Or better yet what would be the formula when the angle of incline, cart weight and hanging weight vary?

Removing an alternator Pulley!

by
Mjtrinihobby

How to Change the Speed of a Drill Press

by
newdetroiter

Replacing the engine Water Pump and Tensioner Pulley (Honda Civic D15B).

by
Mjtrinihobby

Transmission Belt / Fan Replacement Cub Cadet LTX1045

by
brakeman22

Calculate Drill or Lathe Speed

by
djpolymath

How to replace a power steering pump

by
marksatterfield

Turn off your light switch from bed with pulleys.

by
icerc

THE INTERNET'S CHEAPEST MOTORIZED, BELT DRIVEN, 48" DIY CAMERA SLIDER

by
stereoghost

Let your inbox help you discover our best projects, classes, and contests. Instructables will help you learn how to make anything!

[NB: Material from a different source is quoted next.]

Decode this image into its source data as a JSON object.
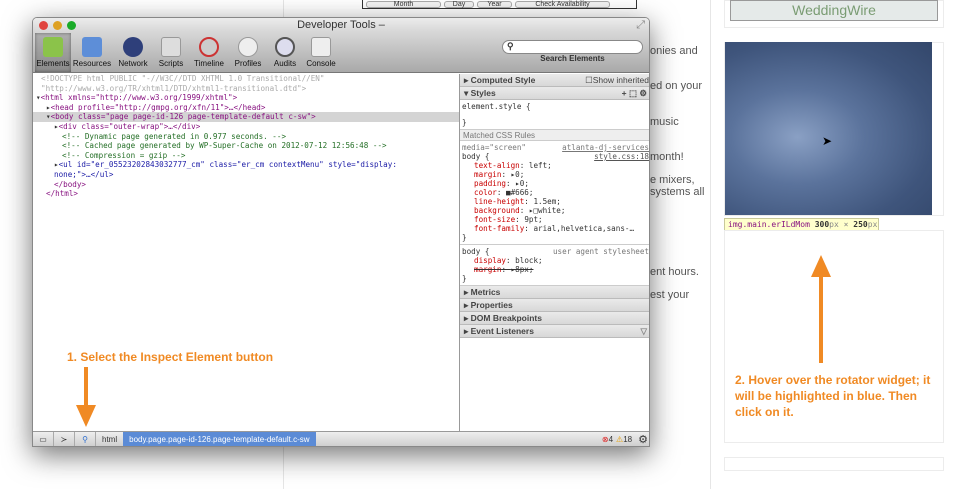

active| newest | oldestThen the hanging block would rise ΔL vertically, and the rolling block would move upward by (sin(21.8 deg))*ΔL.

So the work it takes to make these blocks move upward against their own weight is :

W = (50 lb)*ΔL + (165 lb)*(sin(21.8 deg))*ΔL

Next I am going to naively assume none of your rope-pulling work is lost to friction, so that:

W = F*ΔL = (50 lb)*ΔL + (165 lb)*(sin(21.8 deg))*ΔL

where F is the force with which you pull on the rope, and with which the rope pulls on you, at that place in the diagram labeled, "?? lbs to pull".

Divide both sides by ΔL, and get :

F = (50 lb) + (165 lb)*(sin(21.8 deg)) = 111.28 lb

Fp = W h/l

= W sin α

where:

Fp = pulling force (N, lbf)

W = m g = weight of body (N, lbf)

h = elevation (m, ft)

l = length (m, ft)

α = elevation angle (degrees)

m = mass of body (kg, slugs)

g = acceleration of gravity = 9.81 (m/s2) = 32.174 (ft/s2)